"What I have gathered so far is that the company have their own reason for not, for holding back the aircraft. From our side we thought that everything has been cleared so their shouldn't be any poblems. And that is being addressed by our legal people in the US."

Tarataake Teannaki says the Phoenix, Line and Gilbert island groups are now being serviced by a Twin Otter earlier purchased from CAMMS and a Chines Y-12 aircraft.

In a statement, CAMMS says its taking legal action against Air Kiribati, and the Kiribati government, for failing to deliver a Air Kiribati owned CASA 212-200 msn 356 in air worthy condition to it.

The American Company was taking the CASA 212-200 on partial trade for its Twin Otter it sold to Air Kiribati.

CAAMS says Air Kiribati had been operating the CASA aircraft throughout the Kiribati Islands, but without performing the required preventative maintenance, putting the lives of passengers at risk.

It says the Kiribati government had provided a Kiribati Export C of A Certificate to the USA FAA, indicating the CASA 212-200 aircraft was airworthy to FAA standards.
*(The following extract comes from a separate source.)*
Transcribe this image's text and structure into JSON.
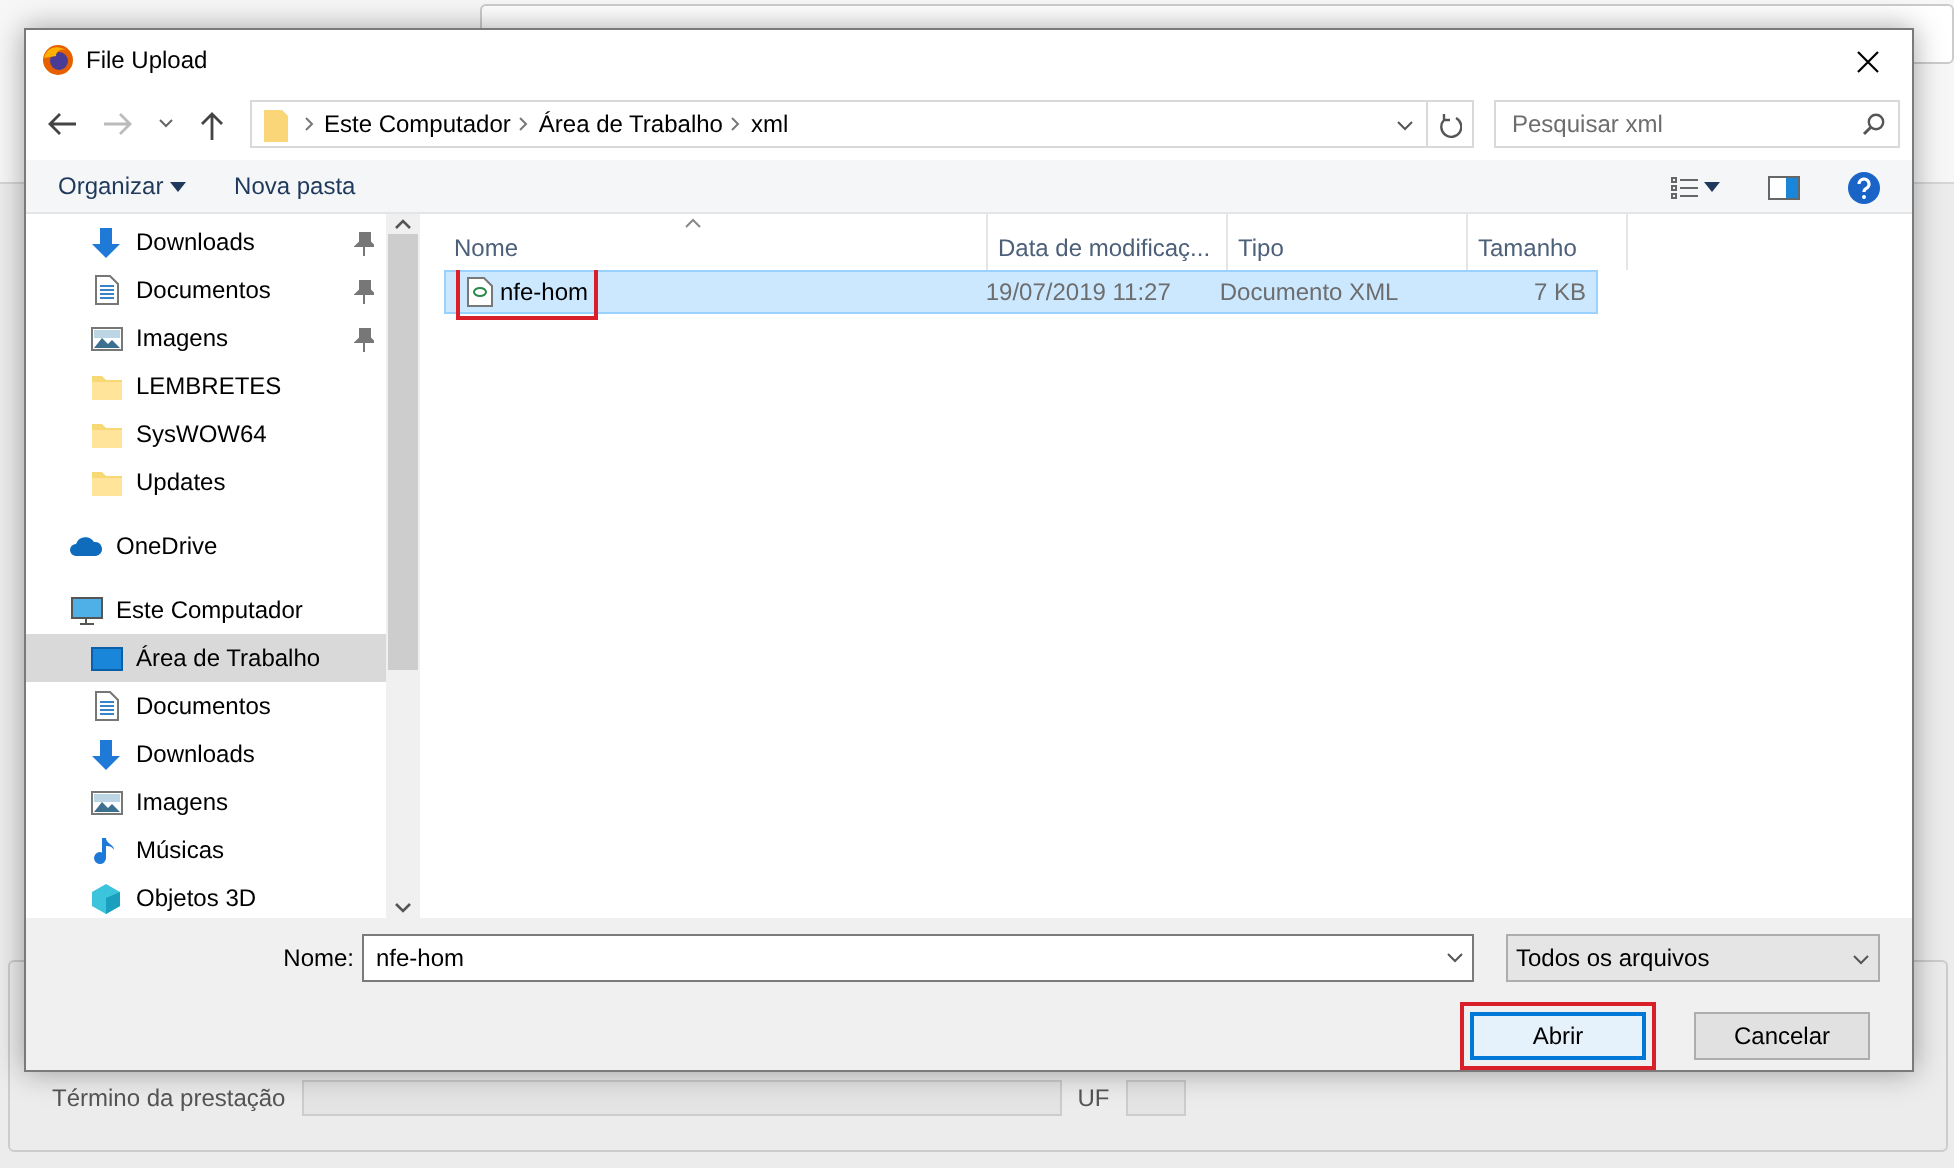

But it says during the inspection of the CASA 212-200 the FAA Engineers noticed severe corrosion in the CASA 212-200 airframe and tail section of the aircraft.

The company has filed a multi-million US Dollar lawsuit for Fraud & Misrepresentation against Air Kiribati, and the Kiribati government.

The company says the USA FAA has also put Kiribati onto the Black List of 22 countries for failure to maintain the CASA aircraft and operating the aircraft non-airworthy for public transportation.

CAAMS is also filing a formal complaint with the FAA and the U.S. Department of Transportation.